Homeless, many have no ID card will not be allowed inside Sanam Luang during public mourning period.
HOMELESS PEOPLE HAVE THE RIGHT TO MOURN TOO, SAYS ACTIVIST
By Pravit Rojanaphruk, Senior Staff Writer - November 5, 2016
BANGKOK — As homeless people were being evicted from Sanam Luang, the center of mourning for the death of His Majesty King Bhumibol Adulyadej, a veteran activist assisting homeless people urged the government and the general public to rethink, be more understanding and not exclude them from the area.
The plea came as the Social Welfare Ministry and the Bangkok Metropolitan Administration removed homeless people Thursday night from Sanam Luang. Entering the inside of Sanam Luang is also now subjected to one being in possession of a valid ID card or passport.
Natee Issarachon, secretary general of Issarachon Foundation which provides free food and other assistance to homeless people said Saturday that most homeless people are automatically excluded because they have no ID cards.
“All people are subjects of His Majesty the King and have the right to be close to the king’s remains. Everyone has the right to express their loyalty, regardless of whether or not they are physically clean or dirty. To bar them from the area is not the way of His Majesty, as the King considered everyone to be like his children,” Natee said on the phone.
The activist added that most homeless people know how to conduct themselves and are no longer sleeping in the area as they know it is being used for public mourning.
Natee added that homeless people still return to the surrounding areas around Sanam Luang for free food as well as to collect empty plastic water bottle for sale. They should continue to be allowed to do so and enter through security check-points, Natee said. He suggested the authorities give them some black t-shirts and enlist them to help clear up daily rubbish instead of trying to chase them away.

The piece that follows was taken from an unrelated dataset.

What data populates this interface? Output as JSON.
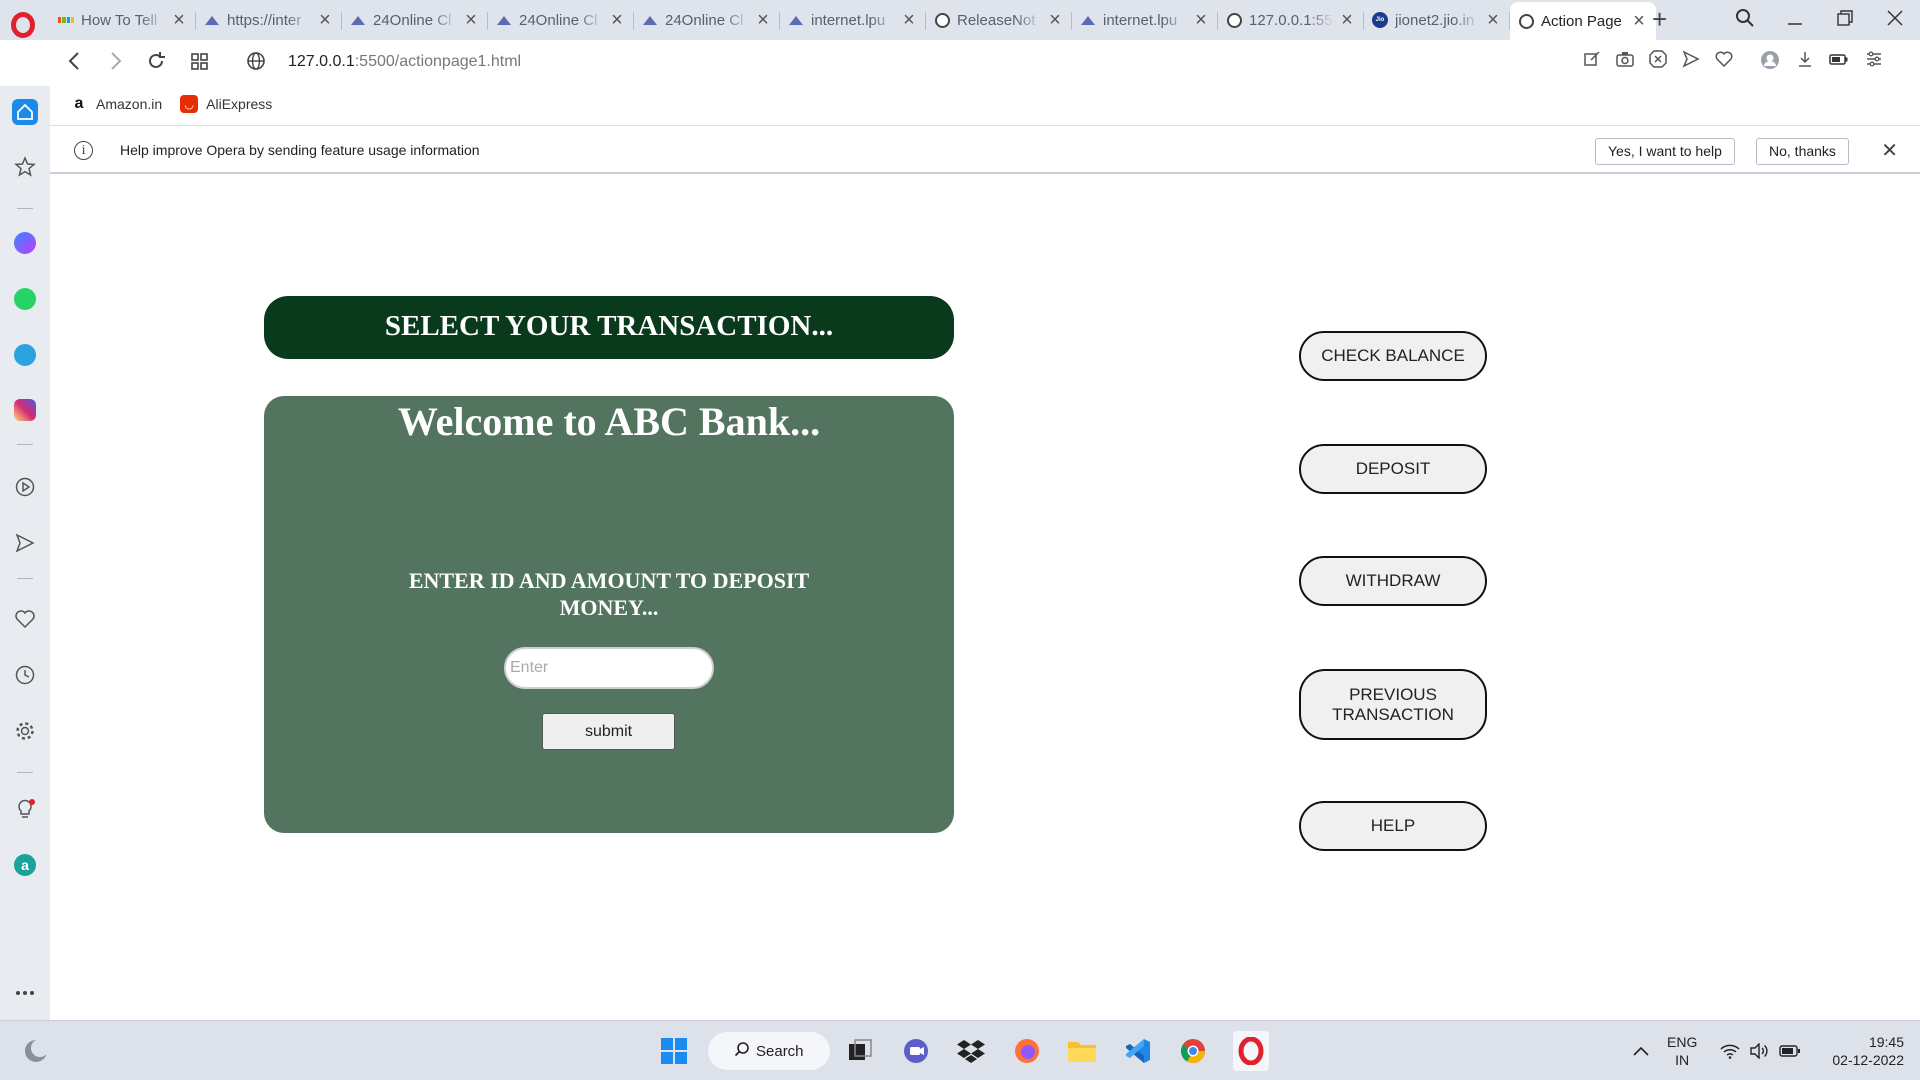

He insisted that a number of poor people who come to collect free food in excess amount from various booths are not homeless but from urban poor communities in Bangkok.
Natee defended homeless people, saying they were not involved in the half dozen cases of pick-pocketing reported in the area over the past three weeks.
“Homeless people have been accused of various things including being a nuisance and a danger. I insist that this is not true. Don’t look at them with disdain. Don’t think of them as trouble-makers,” Natee urged.